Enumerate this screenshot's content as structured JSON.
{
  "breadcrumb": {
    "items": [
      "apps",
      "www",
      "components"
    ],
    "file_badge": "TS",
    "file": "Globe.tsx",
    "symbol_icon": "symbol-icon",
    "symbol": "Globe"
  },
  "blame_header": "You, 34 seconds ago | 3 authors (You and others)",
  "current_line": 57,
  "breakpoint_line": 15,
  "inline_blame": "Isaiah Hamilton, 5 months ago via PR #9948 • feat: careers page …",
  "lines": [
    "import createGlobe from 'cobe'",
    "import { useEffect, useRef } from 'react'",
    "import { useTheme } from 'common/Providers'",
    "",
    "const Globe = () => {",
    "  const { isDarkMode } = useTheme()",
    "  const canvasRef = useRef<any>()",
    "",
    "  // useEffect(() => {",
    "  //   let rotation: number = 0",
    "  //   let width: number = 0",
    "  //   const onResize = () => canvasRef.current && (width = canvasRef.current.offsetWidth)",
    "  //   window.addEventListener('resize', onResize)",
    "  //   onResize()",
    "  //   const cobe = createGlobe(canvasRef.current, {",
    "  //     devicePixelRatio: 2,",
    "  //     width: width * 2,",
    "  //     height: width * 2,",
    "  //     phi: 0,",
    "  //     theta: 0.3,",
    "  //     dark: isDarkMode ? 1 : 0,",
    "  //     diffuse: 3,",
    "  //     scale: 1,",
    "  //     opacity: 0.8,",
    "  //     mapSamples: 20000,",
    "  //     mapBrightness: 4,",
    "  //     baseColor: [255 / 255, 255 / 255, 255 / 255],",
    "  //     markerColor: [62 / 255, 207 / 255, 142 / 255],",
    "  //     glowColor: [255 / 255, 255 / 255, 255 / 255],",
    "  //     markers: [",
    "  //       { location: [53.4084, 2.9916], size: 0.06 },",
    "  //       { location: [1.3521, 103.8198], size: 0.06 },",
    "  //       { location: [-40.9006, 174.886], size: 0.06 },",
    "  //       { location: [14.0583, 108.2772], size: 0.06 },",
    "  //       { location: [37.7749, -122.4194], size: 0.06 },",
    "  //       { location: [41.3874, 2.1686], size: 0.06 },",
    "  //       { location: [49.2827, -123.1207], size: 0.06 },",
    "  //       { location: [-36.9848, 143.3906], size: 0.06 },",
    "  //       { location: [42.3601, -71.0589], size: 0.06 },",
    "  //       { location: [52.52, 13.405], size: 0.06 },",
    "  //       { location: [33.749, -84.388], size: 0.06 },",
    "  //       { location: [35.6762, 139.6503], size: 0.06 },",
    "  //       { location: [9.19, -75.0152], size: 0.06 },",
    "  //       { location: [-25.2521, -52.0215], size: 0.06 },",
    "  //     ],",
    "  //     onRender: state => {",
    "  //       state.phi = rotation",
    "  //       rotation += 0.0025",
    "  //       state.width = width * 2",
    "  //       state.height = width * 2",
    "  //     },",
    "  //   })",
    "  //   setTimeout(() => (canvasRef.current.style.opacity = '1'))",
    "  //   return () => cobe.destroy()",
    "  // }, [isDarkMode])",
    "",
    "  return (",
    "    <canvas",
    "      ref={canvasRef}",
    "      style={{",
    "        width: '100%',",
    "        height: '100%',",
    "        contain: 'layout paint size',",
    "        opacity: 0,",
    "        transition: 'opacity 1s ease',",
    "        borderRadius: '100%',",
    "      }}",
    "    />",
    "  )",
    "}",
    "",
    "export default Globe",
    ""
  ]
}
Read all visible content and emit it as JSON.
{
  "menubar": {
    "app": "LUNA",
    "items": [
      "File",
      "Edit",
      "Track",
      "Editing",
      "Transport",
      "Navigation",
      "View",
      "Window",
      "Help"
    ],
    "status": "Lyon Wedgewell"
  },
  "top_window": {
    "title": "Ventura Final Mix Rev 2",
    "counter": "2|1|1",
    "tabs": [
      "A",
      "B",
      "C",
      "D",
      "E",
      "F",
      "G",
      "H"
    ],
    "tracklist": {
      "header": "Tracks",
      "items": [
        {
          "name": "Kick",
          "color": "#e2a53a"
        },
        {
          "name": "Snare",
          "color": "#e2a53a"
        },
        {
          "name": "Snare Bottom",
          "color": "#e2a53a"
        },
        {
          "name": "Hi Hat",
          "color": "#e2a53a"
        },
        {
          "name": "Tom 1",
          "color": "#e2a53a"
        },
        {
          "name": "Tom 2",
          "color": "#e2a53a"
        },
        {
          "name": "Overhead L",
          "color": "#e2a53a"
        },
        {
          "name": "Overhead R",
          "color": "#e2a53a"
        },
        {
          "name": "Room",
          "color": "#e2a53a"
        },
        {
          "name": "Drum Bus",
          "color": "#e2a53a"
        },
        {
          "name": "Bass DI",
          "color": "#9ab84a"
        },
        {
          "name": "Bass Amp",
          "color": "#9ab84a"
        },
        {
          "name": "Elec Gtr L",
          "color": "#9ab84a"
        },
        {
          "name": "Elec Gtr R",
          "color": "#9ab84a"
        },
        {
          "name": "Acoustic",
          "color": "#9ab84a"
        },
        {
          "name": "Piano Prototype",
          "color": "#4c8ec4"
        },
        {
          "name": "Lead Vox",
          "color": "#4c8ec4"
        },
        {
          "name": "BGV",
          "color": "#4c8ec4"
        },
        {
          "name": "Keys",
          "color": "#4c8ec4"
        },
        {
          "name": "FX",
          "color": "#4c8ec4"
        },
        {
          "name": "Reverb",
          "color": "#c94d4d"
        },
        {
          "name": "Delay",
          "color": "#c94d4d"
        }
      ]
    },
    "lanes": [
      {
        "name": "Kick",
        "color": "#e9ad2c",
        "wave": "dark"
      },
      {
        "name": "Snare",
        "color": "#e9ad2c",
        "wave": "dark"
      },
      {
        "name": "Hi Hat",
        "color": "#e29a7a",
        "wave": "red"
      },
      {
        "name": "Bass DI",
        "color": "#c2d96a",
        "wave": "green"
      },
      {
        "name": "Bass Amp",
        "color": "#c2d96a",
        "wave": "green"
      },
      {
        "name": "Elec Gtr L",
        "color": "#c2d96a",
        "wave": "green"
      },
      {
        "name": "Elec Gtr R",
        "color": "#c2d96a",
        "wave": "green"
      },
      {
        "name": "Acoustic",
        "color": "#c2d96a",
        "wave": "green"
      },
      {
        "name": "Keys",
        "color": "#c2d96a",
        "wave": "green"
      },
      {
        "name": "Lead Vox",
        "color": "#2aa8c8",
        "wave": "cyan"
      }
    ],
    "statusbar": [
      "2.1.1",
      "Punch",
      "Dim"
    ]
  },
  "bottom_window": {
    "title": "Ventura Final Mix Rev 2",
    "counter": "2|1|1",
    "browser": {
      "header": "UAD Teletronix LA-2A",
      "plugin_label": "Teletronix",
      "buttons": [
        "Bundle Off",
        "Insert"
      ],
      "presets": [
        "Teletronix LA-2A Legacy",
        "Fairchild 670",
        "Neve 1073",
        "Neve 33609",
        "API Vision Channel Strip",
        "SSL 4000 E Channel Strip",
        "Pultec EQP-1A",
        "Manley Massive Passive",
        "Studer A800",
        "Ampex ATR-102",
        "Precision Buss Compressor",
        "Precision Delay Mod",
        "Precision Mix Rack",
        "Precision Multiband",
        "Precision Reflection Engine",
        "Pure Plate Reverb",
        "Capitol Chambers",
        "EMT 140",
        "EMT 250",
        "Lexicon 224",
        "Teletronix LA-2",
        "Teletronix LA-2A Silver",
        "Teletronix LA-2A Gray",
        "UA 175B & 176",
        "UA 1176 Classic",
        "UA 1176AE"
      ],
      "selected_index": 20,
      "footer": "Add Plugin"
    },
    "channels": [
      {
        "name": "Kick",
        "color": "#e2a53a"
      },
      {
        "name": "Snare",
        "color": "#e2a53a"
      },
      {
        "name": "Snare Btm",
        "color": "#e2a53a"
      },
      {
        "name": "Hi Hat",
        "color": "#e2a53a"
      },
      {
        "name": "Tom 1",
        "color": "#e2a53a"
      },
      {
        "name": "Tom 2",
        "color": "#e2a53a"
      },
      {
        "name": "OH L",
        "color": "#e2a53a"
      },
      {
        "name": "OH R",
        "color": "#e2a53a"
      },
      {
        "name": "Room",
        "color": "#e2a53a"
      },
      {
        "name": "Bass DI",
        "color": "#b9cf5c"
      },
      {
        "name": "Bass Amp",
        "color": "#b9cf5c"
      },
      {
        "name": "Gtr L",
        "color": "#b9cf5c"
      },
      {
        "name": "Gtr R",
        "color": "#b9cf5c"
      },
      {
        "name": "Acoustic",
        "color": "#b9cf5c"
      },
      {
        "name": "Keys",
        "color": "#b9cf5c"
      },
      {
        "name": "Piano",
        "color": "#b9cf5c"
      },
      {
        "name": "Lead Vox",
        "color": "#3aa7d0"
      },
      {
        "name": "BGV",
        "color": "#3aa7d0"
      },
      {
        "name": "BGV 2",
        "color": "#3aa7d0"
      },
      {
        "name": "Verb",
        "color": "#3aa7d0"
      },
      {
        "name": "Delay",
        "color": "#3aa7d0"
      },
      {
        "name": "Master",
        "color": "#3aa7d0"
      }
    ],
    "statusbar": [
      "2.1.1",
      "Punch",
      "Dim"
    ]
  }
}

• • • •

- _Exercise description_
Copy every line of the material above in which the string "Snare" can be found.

- _Response area_
          "name": "Snare",
          "name": "Snare Bottom",
        "name": "Snare",
        "name": "Snare",
        "name": "Snare Btm",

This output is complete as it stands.